WASHINGTON, Apr. 3, 2002-"The current spasm of Israeli-Palestinian violence is the logical conclusion of Yasser Arafat's dual policy of talking about peace while preparing for war. For many years now, Arafat has paid lip service to peace negotiations in English, while calling in Arabic for a jihad, or holy war, to liberate Jerusalem.
"Since September 2000, Arafat has stepped up the violence. Official Palestinian media have incited Palestinians to riot, and Arafat's own group, Fatah, has joined Hamas and Palestine Islamic Jihad in launching suicide bombings against Israeli civilians.
"As long as Arafat continues to believe that terrorism advances his cause, there is little the United States can do to stop the violence, let alone jump-start peace negotiations that were derailed by Palestinian violence. The Bush Administration cannot save Palestinians from bad leadership.
"As long as Arafat remains the leader of the Palestinians, there is no chance of a genuine peace. He has a long history of terrorism, which he has used to cement his control over the Palestinians, to attack Israel, and to attack other Arabs, particularly in Jordan in the 1970s and Lebanon in the 1980s. He was expelled by the Jordanians after he tried to overthrow King Hussein. He was expelled from Lebanon in 1982 after he used Palestinian refugee camps as bases for cross-border terrorist attacks against Israel. Nobody should be surprised that he has returned to terrorism after gaining a foothold in the Palestinian territories.
"By negotiating the 1993 Oslo Accord, the Israelis gambled that Arafat was ready to renounce terrorism and seek a genuine peace. That gamble has failed. Arafat is clearly a large part of the problem-not the solution. He already has been given numerous opportunities to end his policy of violence and return to negotiations. But he has spurned repeated American efforts to resolve the crisis: the Mitchell Plan, the Tenet Plan, and three diplomatic missions by General Zinni.

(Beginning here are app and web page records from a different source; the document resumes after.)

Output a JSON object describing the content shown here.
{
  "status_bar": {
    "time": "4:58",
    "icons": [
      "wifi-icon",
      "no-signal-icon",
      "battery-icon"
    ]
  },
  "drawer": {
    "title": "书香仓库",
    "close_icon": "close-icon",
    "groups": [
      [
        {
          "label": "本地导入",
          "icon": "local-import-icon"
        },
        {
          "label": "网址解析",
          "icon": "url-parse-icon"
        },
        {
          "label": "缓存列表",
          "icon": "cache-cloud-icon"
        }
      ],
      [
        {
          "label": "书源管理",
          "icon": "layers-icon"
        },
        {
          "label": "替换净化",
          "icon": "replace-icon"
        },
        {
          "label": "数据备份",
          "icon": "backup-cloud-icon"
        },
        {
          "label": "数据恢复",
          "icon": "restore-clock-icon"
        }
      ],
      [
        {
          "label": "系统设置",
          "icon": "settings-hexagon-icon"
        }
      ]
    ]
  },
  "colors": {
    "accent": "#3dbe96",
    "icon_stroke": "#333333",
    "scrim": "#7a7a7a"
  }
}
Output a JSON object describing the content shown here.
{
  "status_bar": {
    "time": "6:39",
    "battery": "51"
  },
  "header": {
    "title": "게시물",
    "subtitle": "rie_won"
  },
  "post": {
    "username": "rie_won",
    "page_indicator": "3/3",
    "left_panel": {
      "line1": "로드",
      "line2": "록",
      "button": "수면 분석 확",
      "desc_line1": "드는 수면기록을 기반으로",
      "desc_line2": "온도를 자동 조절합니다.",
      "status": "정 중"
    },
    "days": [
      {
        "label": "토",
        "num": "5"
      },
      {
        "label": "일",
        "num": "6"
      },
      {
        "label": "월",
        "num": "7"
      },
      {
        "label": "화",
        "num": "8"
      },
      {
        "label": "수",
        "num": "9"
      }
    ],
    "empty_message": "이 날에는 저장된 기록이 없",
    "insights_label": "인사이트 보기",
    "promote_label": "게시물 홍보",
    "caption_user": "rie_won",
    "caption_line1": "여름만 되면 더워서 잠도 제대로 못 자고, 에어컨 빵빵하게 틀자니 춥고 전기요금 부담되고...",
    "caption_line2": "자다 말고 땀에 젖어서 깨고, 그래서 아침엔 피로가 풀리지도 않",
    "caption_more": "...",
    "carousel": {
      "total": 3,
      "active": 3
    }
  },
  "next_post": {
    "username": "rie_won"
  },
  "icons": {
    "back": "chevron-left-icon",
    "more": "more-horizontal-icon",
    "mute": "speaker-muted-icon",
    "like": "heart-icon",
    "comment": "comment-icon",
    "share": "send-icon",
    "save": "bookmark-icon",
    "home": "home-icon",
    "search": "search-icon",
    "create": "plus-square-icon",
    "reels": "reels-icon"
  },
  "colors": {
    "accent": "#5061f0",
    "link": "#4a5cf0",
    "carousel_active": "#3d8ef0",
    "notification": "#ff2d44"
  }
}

"It's time for the United States to abandon the wishful thinking that has allowed Arafat to continue his double game. It should encourage Israel to expel Arafat and shun him in exile. The only hope for peace in the long run is for a new generation of Palestinian leaders to realize that Arafat's cynical dual policy of negotiating via terrorism will not earn Palestinians a state, but will only assure continued misery."